Last Updated Apr 5, 2017 9:03 PM EDT

President Donald Trump said in a joint news conference with Jordanian King Abdullah II bin Al-Hussein Wednesday his approach to Syria and Syrian president Bashar al-Assad is changing, especially in the wake of the “unacceptable” suspected chemical attacks that killed dozens Tuesday.

“That attack on children had a big impact on me,” Mr. Trump said. “Big impact.”

Mr. Trump’s response to questions about the chemical attack in Syria that killed at least 72 people didn’t rule out the possibility of military intervention in Syria, a seeming switch from the administration’s past reluctance to intervene in Syria and the Assad regime. Mr. Trump said the apparent chemical attack Tuesday, following previous similar attacks, “crossed a lot of lines for me,” and that his attitude towards Syria and Assad has already changed — “very much.”

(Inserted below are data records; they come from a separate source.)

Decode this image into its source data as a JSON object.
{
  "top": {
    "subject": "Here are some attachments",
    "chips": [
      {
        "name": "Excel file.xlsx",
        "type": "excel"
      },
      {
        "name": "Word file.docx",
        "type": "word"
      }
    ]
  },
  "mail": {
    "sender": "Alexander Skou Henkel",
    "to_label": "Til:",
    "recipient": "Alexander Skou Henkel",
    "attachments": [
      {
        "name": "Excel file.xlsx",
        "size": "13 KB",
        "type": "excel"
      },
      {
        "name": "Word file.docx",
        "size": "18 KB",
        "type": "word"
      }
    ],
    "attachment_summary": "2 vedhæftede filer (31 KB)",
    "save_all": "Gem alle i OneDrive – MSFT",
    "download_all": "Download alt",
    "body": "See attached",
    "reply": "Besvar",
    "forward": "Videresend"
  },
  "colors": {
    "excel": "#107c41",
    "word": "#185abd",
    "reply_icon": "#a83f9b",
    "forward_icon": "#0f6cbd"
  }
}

“That was a horrible, horrible thing,” Mr. Trump said. “And I’ve been watching it and seeing it, and it doesn’t get any worse than that. And I have that flexibility. And it’s very very possible, and I will tell you, it’s already happened, that my attitude towards Syria and Assad have changed very much.”

Mr. Trump said the gas attacks take the conflict in Syria to a “whole different level,” and although he would have preferred to never enter the Middle East, ISIS formed in a vacuum after the U.S. began to withdraw. But the president, pressed further about whether his reluctance about getting involved in Syria has changed, said, as he customarily does, that he prefers not to elaborate on any military plans, as previous administrations have done.

“I’m not saying I’m doing anything one way or the other,” Mr. Trump said.

The president didn’t bring up Russia, which has said former president Barack Obama’s “red line” remarks prompted the attacks. Obama dubbed the use of chemical weapons in Syria as a “red line,” an ultimatum that led to threats of physical force against Assad before a peaceful resolution was reached instead.

Another issue that did not come up at Wednesday’s press conference was the White House memo that no longer lists chief strategist Steve Bannon on the National Security Council’s Principals Committee. That group consists of the president’s top national security officials and considers how policy affects national security.

Abdullah also condemned the chemical attack in Syria, saying it was a result of international failures. Assad said he “fully” supports and endorses the president as he looks at the possibility of intervening abroad.

Abdullah expressed his appreciation and support of Mr. Trump in the fight against terrorism.

“Terrorism has no borders, no nationality, no religion,” Abdullah said, adding the role of the U.S. is “key.”

Abdullah said the U.S. can’t do all of the heavy-lifting,” emphasizing the need of foreign countries to aid the U.S. to eliminate this “national scourge” of terrorism. 

Abdullah is often considered one of the closest, if not the closest, U.S. allies in the Middle East. This isn’t the first time Mr. Trump has met with the Jordanian king. Mr. Trump in February met with Abdullah and discussed the possibility of establishing safe zones in Syria.


1:36 p.m. The press conference has ended. 

1:27: Mr. Trump said the chemical attack in Syria has had a “big impact” on him — so much so that he is approach to Syria and Assad “has changed very much.” 

“That attack on children had a big impact on me,” Mr. Trump said. “Big impact.”

1:24: Mr. Trump, asked if he still blames former President Obama for the Syrian chemical attacks, said he thinks the Obama administration missed a great opportunity. But pressed further, he said he bears the responsibility for what happens abroad going forward. 

“I now have responsibility and I will have that responsibility and carry it very proudly,” he said. 

1:22 p.m. Abdullah says the Syrian chemical attack is a result of international failures, and said he “fully” supports and endorses the president as he looks to intervene abroad in Syria. 

1:18 p.m. Abdullah says he and Mr. Trump have had a “very good round of talks,” and thanks Mr. Trump for his partnership, particularly in the fight against terrorism. 

“Terrorism has no borders, no nationality, no religion,” Abdullah said, adding the role of the U.S. is “key.” But Abdullah said the U.S. can’t do all of the heavy-lifting,” emphasizing the need of foreign countries to aid the U.S. to eliminate this “national scourge” of terrorism. 

1:15 p.m. Mr. Trump says the fight against ISIS will be “shorter” than many people think it will be. 

1:14 p.m.: Mr. Trump says Jordan has tremendous support from the U.S., thanks Abdullah for his partnership. Mr. Trump says the U.S. is “blessed” to have such a determined partner in Abdullah.

1:12 p.m.:  Mr. Trump opens with the Syrian chemical attack horrific, decries horror of the deaths of even “beautiful little babies.” Mr. Trump says these horrors of the Assad “regime” “cannot be tolerated.”

1:11 p.m. Mr. Trump and King Abdullah II enter the White House Rose Garden.